What to produce: Below are some records. Pull every line that contains the word "centre".

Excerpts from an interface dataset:
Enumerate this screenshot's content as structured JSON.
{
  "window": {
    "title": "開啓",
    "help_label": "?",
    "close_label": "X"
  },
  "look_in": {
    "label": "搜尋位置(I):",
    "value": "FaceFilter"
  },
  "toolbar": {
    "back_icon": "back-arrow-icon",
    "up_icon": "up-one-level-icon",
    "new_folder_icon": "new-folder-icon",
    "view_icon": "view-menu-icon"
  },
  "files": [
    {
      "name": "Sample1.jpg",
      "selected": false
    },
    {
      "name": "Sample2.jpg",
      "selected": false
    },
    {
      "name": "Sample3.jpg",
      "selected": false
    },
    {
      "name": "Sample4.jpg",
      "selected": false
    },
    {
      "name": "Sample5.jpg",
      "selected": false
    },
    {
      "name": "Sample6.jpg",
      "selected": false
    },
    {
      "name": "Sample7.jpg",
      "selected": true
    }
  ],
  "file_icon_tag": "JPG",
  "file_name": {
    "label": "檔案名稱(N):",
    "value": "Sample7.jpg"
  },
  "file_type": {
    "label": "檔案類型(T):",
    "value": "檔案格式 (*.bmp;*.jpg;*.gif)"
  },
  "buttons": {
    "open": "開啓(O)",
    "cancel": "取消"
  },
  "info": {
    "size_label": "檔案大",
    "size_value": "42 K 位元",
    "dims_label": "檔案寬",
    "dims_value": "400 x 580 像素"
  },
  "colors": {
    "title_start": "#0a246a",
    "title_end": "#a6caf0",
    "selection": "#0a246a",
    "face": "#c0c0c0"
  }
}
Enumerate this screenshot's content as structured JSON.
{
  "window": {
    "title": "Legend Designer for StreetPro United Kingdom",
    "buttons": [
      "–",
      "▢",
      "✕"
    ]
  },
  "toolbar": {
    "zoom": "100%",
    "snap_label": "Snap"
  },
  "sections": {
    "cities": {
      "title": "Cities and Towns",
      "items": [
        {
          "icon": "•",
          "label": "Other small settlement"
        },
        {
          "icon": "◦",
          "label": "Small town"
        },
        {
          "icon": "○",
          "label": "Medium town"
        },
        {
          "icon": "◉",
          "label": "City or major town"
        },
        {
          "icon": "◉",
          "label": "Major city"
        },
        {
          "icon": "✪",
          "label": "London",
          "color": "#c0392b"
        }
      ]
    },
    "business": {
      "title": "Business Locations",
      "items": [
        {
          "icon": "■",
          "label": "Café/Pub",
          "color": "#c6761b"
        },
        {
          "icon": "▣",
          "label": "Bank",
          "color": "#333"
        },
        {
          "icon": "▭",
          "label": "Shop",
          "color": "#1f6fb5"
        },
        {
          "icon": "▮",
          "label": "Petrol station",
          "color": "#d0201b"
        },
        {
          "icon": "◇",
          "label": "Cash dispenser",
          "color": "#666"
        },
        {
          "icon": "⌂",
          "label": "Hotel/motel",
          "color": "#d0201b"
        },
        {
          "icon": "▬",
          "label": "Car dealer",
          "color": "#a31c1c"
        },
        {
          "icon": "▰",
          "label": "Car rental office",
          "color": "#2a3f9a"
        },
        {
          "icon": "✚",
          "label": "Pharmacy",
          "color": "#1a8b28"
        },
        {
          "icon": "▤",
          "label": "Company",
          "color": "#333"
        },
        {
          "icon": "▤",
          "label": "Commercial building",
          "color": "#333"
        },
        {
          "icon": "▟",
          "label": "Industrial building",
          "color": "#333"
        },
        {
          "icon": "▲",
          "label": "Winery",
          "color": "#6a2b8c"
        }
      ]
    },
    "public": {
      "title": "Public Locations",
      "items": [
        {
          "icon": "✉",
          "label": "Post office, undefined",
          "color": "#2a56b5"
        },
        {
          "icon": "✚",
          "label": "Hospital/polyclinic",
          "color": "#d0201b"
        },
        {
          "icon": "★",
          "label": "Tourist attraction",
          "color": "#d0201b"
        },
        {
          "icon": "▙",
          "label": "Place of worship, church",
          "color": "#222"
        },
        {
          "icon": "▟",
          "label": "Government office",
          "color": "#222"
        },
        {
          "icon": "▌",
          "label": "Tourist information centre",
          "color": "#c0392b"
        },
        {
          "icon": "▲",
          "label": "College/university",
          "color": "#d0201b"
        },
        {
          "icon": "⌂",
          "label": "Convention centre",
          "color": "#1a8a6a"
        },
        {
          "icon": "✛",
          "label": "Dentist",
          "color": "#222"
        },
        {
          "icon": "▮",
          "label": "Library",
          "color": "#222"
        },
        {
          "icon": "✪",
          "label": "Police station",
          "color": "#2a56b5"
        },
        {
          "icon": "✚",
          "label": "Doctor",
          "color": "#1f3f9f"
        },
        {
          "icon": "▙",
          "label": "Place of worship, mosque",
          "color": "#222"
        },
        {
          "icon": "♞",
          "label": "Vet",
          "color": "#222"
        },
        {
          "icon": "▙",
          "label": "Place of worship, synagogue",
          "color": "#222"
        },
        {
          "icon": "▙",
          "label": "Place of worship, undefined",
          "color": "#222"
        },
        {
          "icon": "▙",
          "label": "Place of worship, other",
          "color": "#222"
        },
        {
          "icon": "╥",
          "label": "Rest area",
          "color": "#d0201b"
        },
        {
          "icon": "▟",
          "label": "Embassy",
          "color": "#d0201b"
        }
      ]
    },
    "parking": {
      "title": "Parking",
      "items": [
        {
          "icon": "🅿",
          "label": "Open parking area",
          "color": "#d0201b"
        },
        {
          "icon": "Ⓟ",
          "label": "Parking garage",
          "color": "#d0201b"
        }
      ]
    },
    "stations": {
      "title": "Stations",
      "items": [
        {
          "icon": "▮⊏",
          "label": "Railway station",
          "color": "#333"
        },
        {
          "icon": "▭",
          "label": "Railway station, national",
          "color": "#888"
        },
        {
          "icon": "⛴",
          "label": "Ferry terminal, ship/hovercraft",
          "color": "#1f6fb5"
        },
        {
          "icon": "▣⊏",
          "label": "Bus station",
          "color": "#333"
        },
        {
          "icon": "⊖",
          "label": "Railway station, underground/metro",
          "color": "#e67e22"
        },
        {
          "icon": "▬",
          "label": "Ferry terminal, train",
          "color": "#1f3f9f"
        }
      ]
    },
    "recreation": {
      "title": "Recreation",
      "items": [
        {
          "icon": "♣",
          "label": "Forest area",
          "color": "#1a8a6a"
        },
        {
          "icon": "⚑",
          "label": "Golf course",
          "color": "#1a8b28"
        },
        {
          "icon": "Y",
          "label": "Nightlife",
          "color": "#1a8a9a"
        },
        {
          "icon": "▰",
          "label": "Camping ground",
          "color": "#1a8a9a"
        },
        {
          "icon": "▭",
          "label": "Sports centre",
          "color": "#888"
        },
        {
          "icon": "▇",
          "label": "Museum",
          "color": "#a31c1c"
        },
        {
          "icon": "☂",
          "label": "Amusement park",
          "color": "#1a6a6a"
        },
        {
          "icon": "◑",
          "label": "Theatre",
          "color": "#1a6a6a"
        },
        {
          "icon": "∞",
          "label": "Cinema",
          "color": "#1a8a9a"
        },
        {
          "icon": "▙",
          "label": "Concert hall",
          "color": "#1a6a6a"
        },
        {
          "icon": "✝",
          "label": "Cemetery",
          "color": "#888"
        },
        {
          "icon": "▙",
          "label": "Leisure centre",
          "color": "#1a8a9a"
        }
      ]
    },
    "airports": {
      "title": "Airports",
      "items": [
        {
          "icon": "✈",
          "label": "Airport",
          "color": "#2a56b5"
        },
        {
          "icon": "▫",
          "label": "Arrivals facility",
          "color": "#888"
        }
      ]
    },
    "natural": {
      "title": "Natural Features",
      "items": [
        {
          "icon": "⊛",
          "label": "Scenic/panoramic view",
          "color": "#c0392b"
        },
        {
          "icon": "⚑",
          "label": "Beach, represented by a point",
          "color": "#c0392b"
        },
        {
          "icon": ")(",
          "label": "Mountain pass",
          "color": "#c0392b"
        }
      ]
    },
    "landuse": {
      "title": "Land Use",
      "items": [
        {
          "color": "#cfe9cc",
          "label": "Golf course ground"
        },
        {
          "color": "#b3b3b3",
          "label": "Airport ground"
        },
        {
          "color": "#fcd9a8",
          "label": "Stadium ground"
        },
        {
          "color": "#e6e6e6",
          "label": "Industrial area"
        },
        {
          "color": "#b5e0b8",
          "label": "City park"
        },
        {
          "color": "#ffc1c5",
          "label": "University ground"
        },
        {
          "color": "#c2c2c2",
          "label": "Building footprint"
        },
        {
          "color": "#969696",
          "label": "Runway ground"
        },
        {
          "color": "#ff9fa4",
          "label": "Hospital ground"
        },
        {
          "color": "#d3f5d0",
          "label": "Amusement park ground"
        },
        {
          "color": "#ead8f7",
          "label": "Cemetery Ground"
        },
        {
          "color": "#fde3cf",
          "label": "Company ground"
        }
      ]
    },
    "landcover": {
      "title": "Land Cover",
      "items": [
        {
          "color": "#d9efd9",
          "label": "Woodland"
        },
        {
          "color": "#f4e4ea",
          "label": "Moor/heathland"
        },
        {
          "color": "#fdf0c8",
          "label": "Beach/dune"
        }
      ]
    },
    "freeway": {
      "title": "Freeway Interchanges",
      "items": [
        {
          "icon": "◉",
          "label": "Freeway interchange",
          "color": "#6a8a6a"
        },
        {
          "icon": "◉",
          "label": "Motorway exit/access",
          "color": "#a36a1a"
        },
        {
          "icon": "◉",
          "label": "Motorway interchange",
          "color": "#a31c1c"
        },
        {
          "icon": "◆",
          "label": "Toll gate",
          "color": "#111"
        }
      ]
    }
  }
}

Answer space:
          "label": "Tourist information centre",
          "label": "Convention centre",
          "label": "Sports centre",
          "label": "Leisure centre",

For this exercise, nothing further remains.